The first time I encountered a child with intellectual disabilities, I wasn’t sure how to interact with her. We were at a football workshop conducted by Special Olympics Papua New Guinea back in 2013. The child, who has Down Syndrome, refused to play but pointed at the ball and kept repeating, “soccer, soccer, soccer”.
I witnessed how the coaches patiently coaxed her out of her shell, using sports to help her gain confidence. By the end of the workshop, she was running around playing with the other children, with a wide smile on her face. There were children, with and without intellectual disabilities, playing together happily without inhibitions. In fact, it was impossible to tell them apart.

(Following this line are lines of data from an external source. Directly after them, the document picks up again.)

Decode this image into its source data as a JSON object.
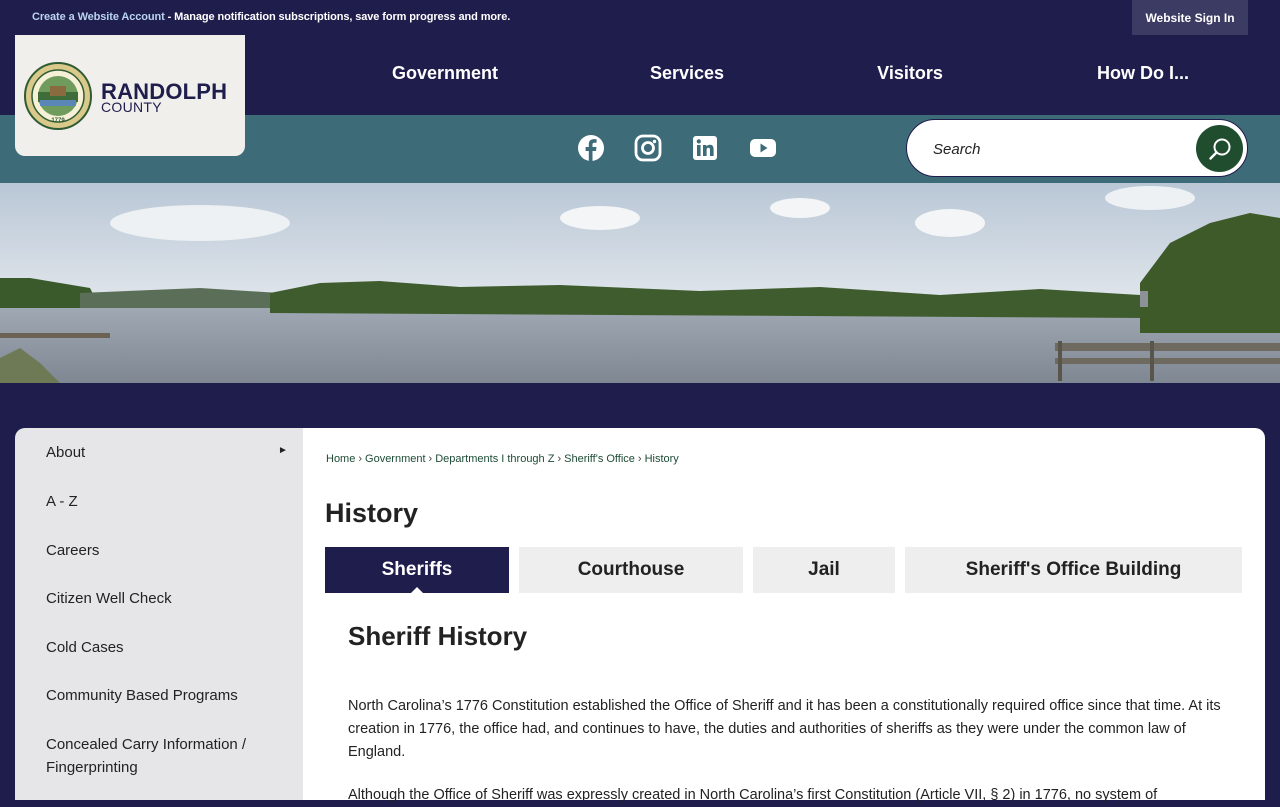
{
  "topbar": {
    "create_account_link": "Create a Website Account",
    "create_account_rest": " - Manage notification subscriptions, save form progress and more.",
    "sign_in": "Website Sign In"
  },
  "logo": {
    "name_line1": "RANDOLPH",
    "name_line2": "COUNTY",
    "seal_text": "RANDOLPH COUNTY, NORTH CAROLINA",
    "seal_year": "1779"
  },
  "nav": {
    "items": [
      {
        "label": "Government"
      },
      {
        "label": "Services"
      },
      {
        "label": "Visitors"
      },
      {
        "label": "How Do I..."
      }
    ]
  },
  "social": [
    "facebook-icon",
    "instagram-icon",
    "linkedin-icon",
    "youtube-icon"
  ],
  "search": {
    "placeholder": "Search"
  },
  "sidebar": {
    "items": [
      {
        "label": "About"
      },
      {
        "label": "A - Z"
      },
      {
        "label": "Careers"
      },
      {
        "label": "Citizen Well Check"
      },
      {
        "label": "Cold Cases"
      },
      {
        "label": "Community Based Programs"
      },
      {
        "label": "Concealed Carry Information / Fingerprinting"
      }
    ]
  },
  "breadcrumb": {
    "items": [
      "Home",
      "Government",
      "Departments I through Z",
      "Sheriff's Office"
    ],
    "current": "History"
  },
  "page": {
    "title": "History",
    "tabs": [
      {
        "label": "Sheriffs",
        "active": true
      },
      {
        "label": "Courthouse",
        "active": false
      },
      {
        "label": "Jail",
        "active": false
      },
      {
        "label": "Sheriff's Office Building",
        "active": false
      }
    ],
    "section_title": "Sheriff History",
    "paragraph1": "North Carolina’s 1776 Constitution established the Office of Sheriff and it has been a constitutionally required office since that time. At its creation in 1776, the office had, and continues to have, the duties and authorities of sheriffs as they were under the common law of England.",
    "paragraph2": "Although the Office of Sheriff was expressly created in North Carolina’s first Constitution (Article VII, § 2) in 1776, no system of"
  },
  "colors": {
    "navy": "#1f1d4c",
    "teal": "#3e6b78",
    "green": "#1f4d2e"
  }
}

I was convinced at that moment, of the unifying power of sports. It marked the start of my journey as a volunteer coach with the Special Olympics, and it’s been impossible to look back since.
I’ve seen how the movement has changed lives. Raphael Ottoase is one of our Special Olympics athletes in Papua New Guinea. He has been living in a disability home and for years, he hardly got any visits from his family. When he got involved in Special Olympics initiatives, which included sports and leadership development, he became a whole new person. He started smiling and laughing a lot more and wasn’t afraid to speak up.
For the first time in his life, he felt empowered. At the ripe old age of 52, Raphael made his very first trip out of Papua New Guinea to Singapore, to represent the country in a leadership conference. The experience was life-changing. It changed his family’s perception too, helping them realize that Raphael was capable of so much more than they imagined.
Raphael, like so many other athletes, has put Papua New Guinea on the world map. In 2015, we sent a team to the Special Olympics World Summer Games held in Los Angeles, and made our country proud by bringing home medals in athletics. In 2019, our athletes went to the World Games in Abu Dhabi and delivered a clean sweep of medals in shot put, among other achievements. It is absolutely amazing to witness what our athletes are capable of, when given the opportunity to shine.
For many of these athletes, it is their first time competing and representing their country on the global stage. The exposure and confidence gained are transformative for all of us. To be honest, I’ve never travelled before being a part of the movement. Since 2013, I have been exposed to so many people from all over the world who are doing their bit to promote inclusion for people with intellectual disabilities, and it’s humbling to know I’m part of this global community.
We have a long road ahead of us. Companies need to be more inclusive, hire more people with intellectual disabilities, and fund organizations like ours so that we can do more for our athletes. Parents need to change their mindsets, expose their children with disabilities to experiences, and not hide them at home in shame. More volunteers need to come forward, to be guardians, mentors and coaches to our athletes. The public needs to open their hearts and minds, to interact with our athletes and befriend them.
It is my hope that we will one day see a truly inclusive world, where people do not just tolerate but accept unconditionally. To borrow a quote, “Diversity is having a seat at the table, inclusion is having a voice, and belonging is having that voice be heard.”